A Deep Dive into Progressive Overload
Progressive Overload is a strategic method that focuses on enhancing cognitive performance by gently intensifying the pressure on the nervous system. This periodization technique stems from the belief that in order to keep improving, the brain, just like any muscle, needs to be consistently challenged. The concept is simple yet powerful: gradually increase the difficulty of the cognitive tasks that the brain is required to perform, thereby pushing the boundaries of its abilities.
In the context of sports, cognitive abilities can include decision-making skills, focus, alertness, processing speed, spatial awareness, and more. These skills are crucial for athletes to perform at their best. For instance, a basketball player needs to make split-second decisions on the court, while a golfer requires immense concentration to perform under pressure.
However, in the quest to enhance cognitive performance, it’s essential to maintain a fine balance.

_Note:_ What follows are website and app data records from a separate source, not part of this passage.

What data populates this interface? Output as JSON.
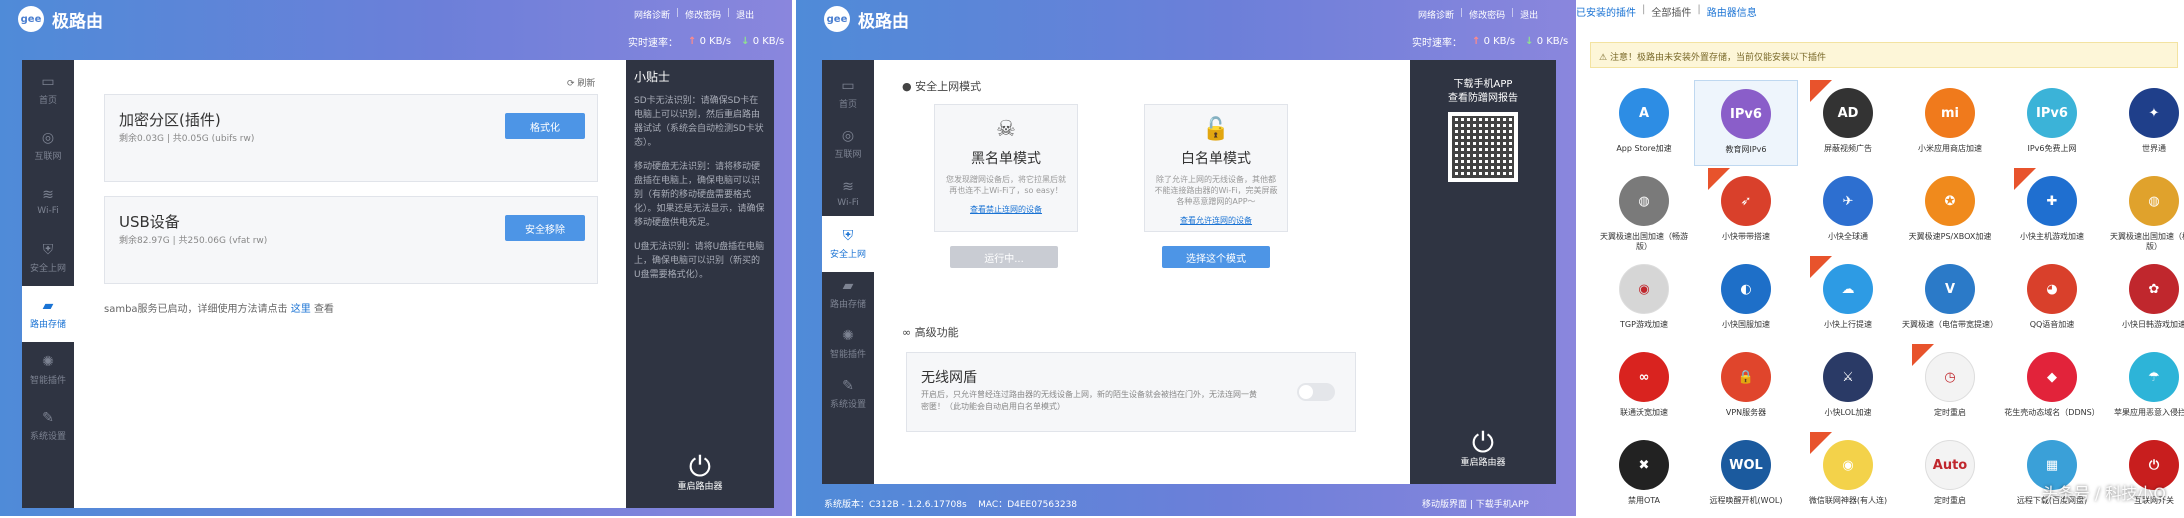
{
  "panel1": {
    "logo_badge": "gee",
    "logo_text": "极路由",
    "toplinks": [
      "网络诊断",
      "修改密码",
      "退出"
    ],
    "speed_label": "实时速率：",
    "speed_up": "0 KB/s",
    "speed_down": "0 KB/s",
    "nav": [
      {
        "icon": "▭",
        "label": "首页"
      },
      {
        "icon": "◎",
        "label": "互联网"
      },
      {
        "icon": "≋",
        "label": "Wi-Fi"
      },
      {
        "icon": "⛨",
        "label": "安全上网"
      },
      {
        "icon": "▰",
        "label": "路由存储"
      },
      {
        "icon": "✺",
        "label": "智能插件"
      },
      {
        "icon": "✎",
        "label": "系统设置"
      }
    ],
    "refresh": "刷新",
    "partition": {
      "title": "加密分区(插件)",
      "sub": "剩余0.03G | 共0.05G (ubifs rw)",
      "button": "格式化"
    },
    "usb": {
      "title": "USB设备",
      "sub": "剩余82.97G | 共250.06G (vfat rw)",
      "button": "安全移除"
    },
    "samba_pre": "samba服务已启动，详细使用方法请点击",
    "samba_link": "这里",
    "samba_post": "查看",
    "tips_title": "小贴士",
    "tips": [
      "SD卡无法识别：请确保SD卡在电脑上可以识别，然后重启路由器试试（系统会自动检测SD卡状态）。",
      "移动硬盘无法识别：请将移动硬盘插在电脑上，确保电脑可以识别（有新的移动硬盘需要格式化）。如果还是无法显示，请确保移动硬盘供电充足。",
      "U盘无法识别：请将U盘插在电脑上，确保电脑可以识别（新买的U盘需要格式化）。"
    ],
    "power_label": "重启路由器"
  },
  "panel2": {
    "logo_badge": "gee",
    "logo_text": "极路由",
    "toplinks": [
      "网络诊断",
      "修改密码",
      "退出"
    ],
    "speed_label": "实时速率：",
    "speed_up": "0 KB/s",
    "speed_down": "0 KB/s",
    "nav": [
      {
        "icon": "▭",
        "label": "首页"
      },
      {
        "icon": "◎",
        "label": "互联网"
      },
      {
        "icon": "≋",
        "label": "Wi-Fi"
      },
      {
        "icon": "⛨",
        "label": "安全上网"
      },
      {
        "icon": "▰",
        "label": "路由存储"
      },
      {
        "icon": "✺",
        "label": "智能插件"
      },
      {
        "icon": "✎",
        "label": "系统设置"
      }
    ],
    "section1": "安全上网模式",
    "black": {
      "title": "黑名单模式",
      "desc": "您发现蹭网设备后，将它拉黑后就再也连不上Wi-Fi了，so easy！",
      "link": "查看禁止连网的设备",
      "button": "运行中..."
    },
    "white": {
      "title": "白名单模式",
      "desc": "除了允许上网的无线设备，其他都不能连接路由器的Wi-Fi，完美屏蔽各种恶意蹭网的APP～",
      "link": "查看允许连网的设备",
      "button": "选择这个模式"
    },
    "section2": "高级功能",
    "wireless": {
      "title": "无线网盾",
      "desc": "开启后，只允许曾经连过路由器的无线设备上网，新的陌生设备就会被挡在门外，无法连网一黄密匿！（此功能会自动启用白名单模式）"
    },
    "app_title": "下载手机APP",
    "app_sub": "查看防蹭网报告",
    "power_label": "重启路由器",
    "footer_version": "系统版本：C312B - 1.2.6.17708s",
    "footer_mac": "MAC：D4EE07563238",
    "footer_links": [
      "移动版界面",
      "下载手机APP"
    ]
  },
  "panel3": {
    "tabs": [
      "已安装的插件",
      "全部插件",
      "路由器信息"
    ],
    "notice": "注意！极路由未安装外置存储，当前仅能安装以下插件",
    "plugins": [
      {
        "name": "App Store加速",
        "icon": "A",
        "color": "#2d8de4",
        "hot": false
      },
      {
        "name": "教育网IPv6",
        "icon": "IPv6",
        "color": "#8a5ec9",
        "hot": false
      },
      {
        "name": "屏蔽视频广告",
        "icon": "AD",
        "color": "#333333",
        "hot": true
      },
      {
        "name": "小米应用商店加速",
        "icon": "mi",
        "color": "#f07a1c",
        "hot": false
      },
      {
        "name": "IPv6免费上网",
        "icon": "IPv6",
        "color": "#3bb3d8",
        "hot": false
      },
      {
        "name": "世界通",
        "icon": "✦",
        "color": "#1f3f8a",
        "hot": false
      },
      {
        "name": "天翼极速出国加速（畅游版）",
        "icon": "◍",
        "color": "#7a7a7a",
        "hot": false
      },
      {
        "name": "小快带带搭速",
        "icon": "➶",
        "color": "#d9402b",
        "hot": true
      },
      {
        "name": "小快全球通",
        "icon": "✈",
        "color": "#2d6fd0",
        "hot": false
      },
      {
        "name": "天翼极速PS/XBOX加速",
        "icon": "✪",
        "color": "#f08a1c",
        "hot": false
      },
      {
        "name": "小快主机游戏加速",
        "icon": "✚",
        "color": "#1f6fd0",
        "hot": true
      },
      {
        "name": "天翼极速出国加速（极速版）",
        "icon": "◍",
        "color": "#e0a22c",
        "hot": false
      },
      {
        "name": "TGP游戏加速",
        "icon": "◉",
        "color": "#d6d6d6",
        "hot": false
      },
      {
        "name": "小快国服加速",
        "icon": "◐",
        "color": "#1e6fc8",
        "hot": false
      },
      {
        "name": "小快上行提速",
        "icon": "☁",
        "color": "#2d9be4",
        "hot": true
      },
      {
        "name": "天翼极速（电信带宽提速）",
        "icon": "V",
        "color": "#2b7ac8",
        "hot": false
      },
      {
        "name": "QQ语音加速",
        "icon": "◕",
        "color": "#d9402b",
        "hot": false
      },
      {
        "name": "小快日韩游戏加速",
        "icon": "✿",
        "color": "#c0272d",
        "hot": false
      },
      {
        "name": "联通沃宽加速",
        "icon": "∞",
        "color": "#d9231f",
        "hot": false
      },
      {
        "name": "VPN服务器",
        "icon": "🔒",
        "color": "#e0452c",
        "hot": false
      },
      {
        "name": "小快LOL加速",
        "icon": "⚔",
        "color": "#2a3a66",
        "hot": false
      },
      {
        "name": "定时重启",
        "icon": "◷",
        "color": "#f3f3f3",
        "hot": true
      },
      {
        "name": "花生壳动态域名（DDNS）",
        "icon": "◆",
        "color": "#e2233a",
        "hot": false
      },
      {
        "name": "苹果应用恶意入侵拦截",
        "icon": "☂",
        "color": "#2db4d8",
        "hot": false
      },
      {
        "name": "禁用OTA",
        "icon": "✖",
        "color": "#222222",
        "hot": false
      },
      {
        "name": "远程唤醒开机(WOL)",
        "icon": "WOL",
        "color": "#1b5a9e",
        "hot": false
      },
      {
        "name": "微信联网神器(有人连)",
        "icon": "◉",
        "color": "#f3d24a",
        "hot": true
      },
      {
        "name": "定时重启",
        "icon": "Auto",
        "color": "#f3f3f3",
        "hot": false
      },
      {
        "name": "远程下载(百度网盘)",
        "icon": "▦",
        "color": "#3aa0d8",
        "hot": false
      },
      {
        "name": "互联网开关",
        "icon": "⏻",
        "color": "#c81e1e",
        "hot": false
      }
    ],
    "watermark": "头条号 / 科技小Q"
  }
}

Overloading the brain with excessive stress can lead to mental fatigue and insufficient recovery, both of which can hinder your progress. So, while the principle of Progressive Overload is about pushing the limits, it's equally important to do so mindfully and gradually.
The Art of Data Interpretation: Monitor, Analyze, Adjust

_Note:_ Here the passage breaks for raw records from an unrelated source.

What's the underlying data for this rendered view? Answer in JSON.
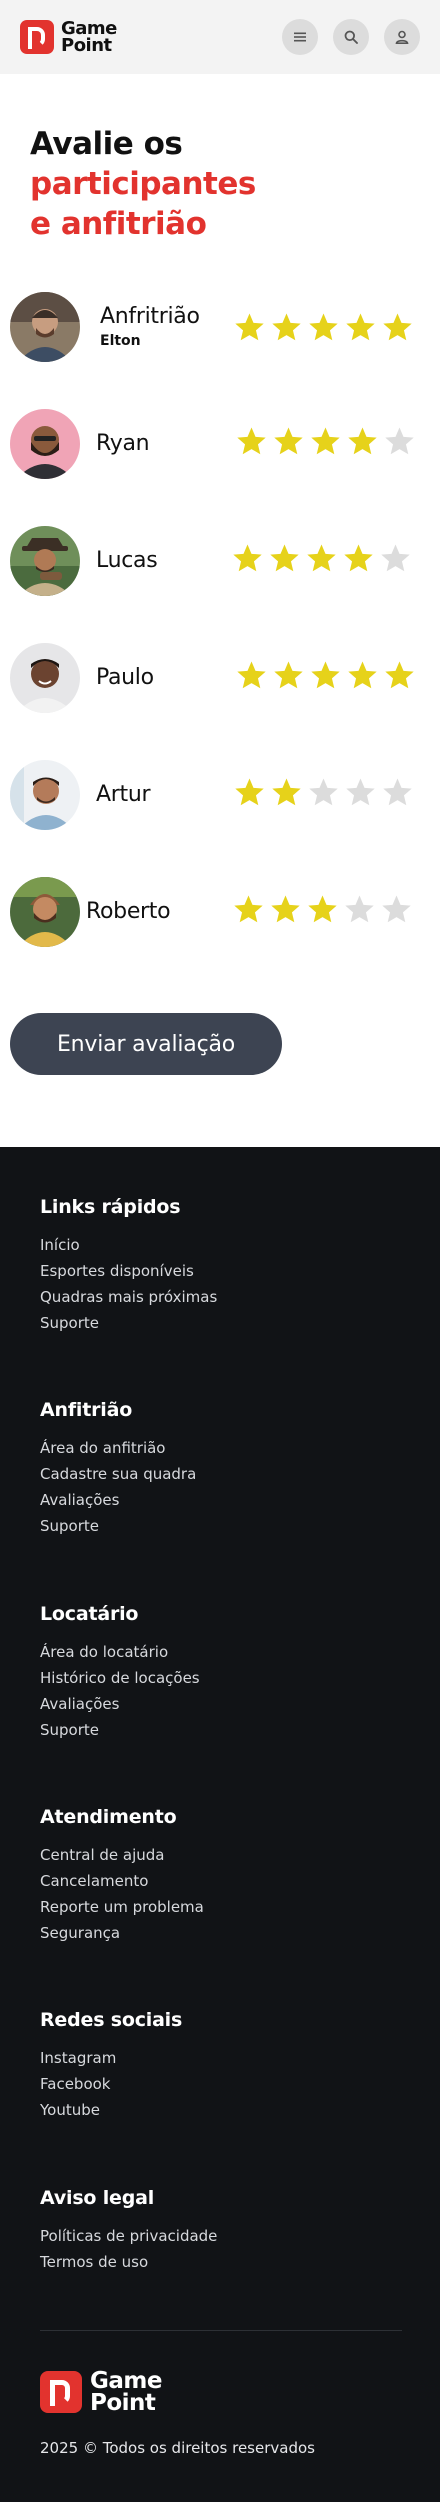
{
  "header": {
    "brand_line1": "Game",
    "brand_line2": "Point",
    "icons": [
      "menu-icon",
      "search-icon",
      "user-icon"
    ]
  },
  "page": {
    "title_part1": "Avalie os ",
    "title_accent": "participantes e anfitrião",
    "accent_color": "#e2332e",
    "star_color": "#e6d21a",
    "star_empty_color": "#dcdcdc"
  },
  "participants": [
    {
      "name": "Anfritrião",
      "subname": "Elton",
      "rating": 5
    },
    {
      "name": "Ryan",
      "rating": 4
    },
    {
      "name": "Lucas",
      "rating": 4
    },
    {
      "name": "Paulo",
      "rating": 5
    },
    {
      "name": "Artur",
      "rating": 2
    },
    {
      "name": "Roberto",
      "rating": 3
    }
  ],
  "submit_label": "Enviar avaliação",
  "footer": {
    "sections": [
      {
        "title": "Links rápidos",
        "links": [
          "Início",
          "Esportes disponíveis",
          "Quadras mais próximas",
          "Suporte"
        ]
      },
      {
        "title": "Anfitrião",
        "links": [
          "Área do anfitrião",
          "Cadastre sua quadra",
          "Avaliações",
          "Suporte"
        ]
      },
      {
        "title": "Locatário",
        "links": [
          "Área do locatário",
          "Histórico de locações",
          "Avaliações",
          "Suporte"
        ]
      },
      {
        "title": "Atendimento",
        "links": [
          "Central de ajuda",
          "Cancelamento",
          "Reporte um problema",
          "Segurança"
        ]
      },
      {
        "title": "Redes sociais",
        "links": [
          "Instagram",
          "Facebook",
          "Youtube"
        ]
      },
      {
        "title": "Aviso legal",
        "links": [
          "Políticas de privacidade",
          "Termos de uso"
        ]
      }
    ],
    "brand_line1": "Game",
    "brand_line2": "Point",
    "copyright": "2025 © Todos os direitos reservados"
  }
}
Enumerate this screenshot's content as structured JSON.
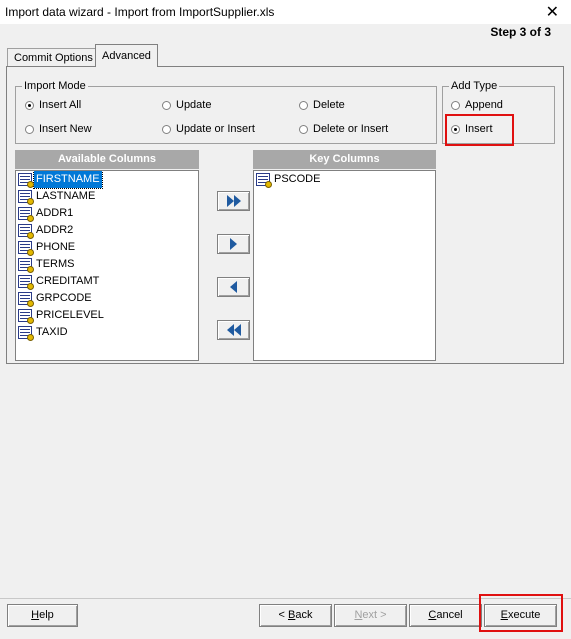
{
  "window": {
    "title": "Import data wizard - Import from ImportSupplier.xls",
    "close_glyph": "✕",
    "step": "Step 3 of 3"
  },
  "tabs": [
    {
      "label": "Commit Options",
      "active": false
    },
    {
      "label": "Advanced",
      "active": true
    }
  ],
  "import_mode": {
    "legend": "Import Mode",
    "options": [
      {
        "label": "Insert All",
        "selected": true
      },
      {
        "label": "Update",
        "selected": false
      },
      {
        "label": "Delete",
        "selected": false
      },
      {
        "label": "Insert New",
        "selected": false
      },
      {
        "label": "Update or Insert",
        "selected": false
      },
      {
        "label": "Delete or Insert",
        "selected": false
      }
    ]
  },
  "add_type": {
    "legend": "Add Type",
    "options": [
      {
        "label": "Append",
        "selected": false
      },
      {
        "label": "Insert",
        "selected": true
      }
    ]
  },
  "available_columns": {
    "header": "Available Columns",
    "items": [
      "FIRSTNAME",
      "LASTNAME",
      "ADDR1",
      "ADDR2",
      "PHONE",
      "TERMS",
      "CREDITAMT",
      "GRPCODE",
      "PRICELEVEL",
      "TAXID"
    ],
    "selected_index": 0
  },
  "key_columns": {
    "header": "Key Columns",
    "items": [
      "PSCODE"
    ]
  },
  "move_buttons": {
    "add_all_icon": "double-right-arrow-icon",
    "add_icon": "right-arrow-icon",
    "remove_icon": "left-arrow-icon",
    "remove_all_icon": "double-left-arrow-icon"
  },
  "footer": {
    "help": {
      "before": "",
      "hot": "H",
      "after": "elp"
    },
    "back": {
      "before": "< ",
      "hot": "B",
      "after": "ack"
    },
    "next": {
      "before": "",
      "hot": "N",
      "after": "ext >",
      "enabled": false
    },
    "cancel": {
      "before": "",
      "hot": "C",
      "after": "ancel"
    },
    "execute": {
      "before": "",
      "hot": "E",
      "after": "xecute"
    }
  },
  "colors": {
    "highlight": "#e01010",
    "selection": "#0078d7",
    "list_header": "#a8a8a8"
  }
}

To truly harness the power of Progressive Overload in cognitive training, a critical step is to analyze the cognitive and physiological data of your athletes. This means closely monitoring their progress, performance, and response to different cognitive tasks.
Why is this important? This essential information not only gauges the success of your training program but also guides any necessary adjustments. By understanding your athlete's cognitive load - the amount of information the brain is processing at any given time - you can strike a balance between overloading and underloading. This balance is critical in preventing stagnation or a plateau in cognitive progress.
For instance, if an athlete consistently fails to complete a cognitive task or shows signs of stress or exhaustion, it may indicate that the current cognitive load is too high. Conversely, if an athlete completes tasks easily and quickly, it could mean that the cognitive load is too low and the task is not challenging enough to induce further improvements. By constantly monitoring and analyzing the data, you can make the right adjustments, ensuring that your athlete is always working at the optimum level of cognitive load.
Implementing Progressive Overload: A Three-Pronged Approach
Now that we understand the concept of Progressive Overload and the importance of data interpretation, let's delve into the practical ways of implementing this principle in your cognitive training regimen.
1. Intensifying Task Difficulty
The first strategy for applying Cognitive Progressive Overload is by gradually amplifying the difficulty of the cognitive tasks. This can be as straightforward as increasing the complexity of a problem that the athlete needs to solve or introducing more distractors in a task that requires focus and concentration.
For instance, if you're using a computerized cognitive training program, you could start the athlete at 70% of the maximum difficulty level in the first week. As the athlete becomes comfortable with the tasks at this level, you can gradually increase the difficulty, aiming to reach 100% by the fourth week.
2. Expanding Task Duration
The second strategy is to increase the duration of cognitive tasks. This strategy not only challenges the brain's endurance but also simulates the demands of a real sports situation, where athletes often need to maintain a high level of cognitive performance over extended periods.
For example, you could start with an 18-minute cognitive training session in the first week. As the athlete gets used to this duration, you can incrementally increase it, aiming to reach a 40-minute session by the fourth week. Alternatively, you could add more sets to the training program, which also effectively increases the overall training duration.
3. Boosting Task Frequency
The final strategy involves increasing the number of cognitive training sessions per week. This strategy not only increases the overall volume of training but also enhances the brain's adaptability and recovery capacity.
For instance, you might start with two cognitive training sessions in the first week. As the athlete becomes accustomed to this frequency, you can gradually build up to five sessions by the fourth week.
The Keys to Success: Consistency and Patience
It's important to note that while implementing Progressive Overload in cognitive training, two key attributes are required for success: consistency and patience.
Consistency is crucial because the brain, like the body, adapts and improves over time with regular and consistent training. Inconsistent training can disrupt the brain's adaptation process, leading to sub-optimal results.
Patience is also critical because improvements in cognitive performance, as with physical performance, do not occur overnight. It's important to give the brain adequate time to adapt and recover, and to not rush the process. The benefits of cognitive training in sports can be significant, but they require time and sustained effort to manifest.
In conclusion, Progressive Overload is a powerful principle for enhancing cognitive performance in sports. Whether you're increasing task intensity, duration, or frequency, the key is to do so in a thoughtful, gradual, and systematic manner. With the right approach, dedication, and attention to detail, you can optimize the cognitive abilities of your athletes, leading to better decision-making, improved focus, faster processing speeds, and ultimately, superior performance on the field.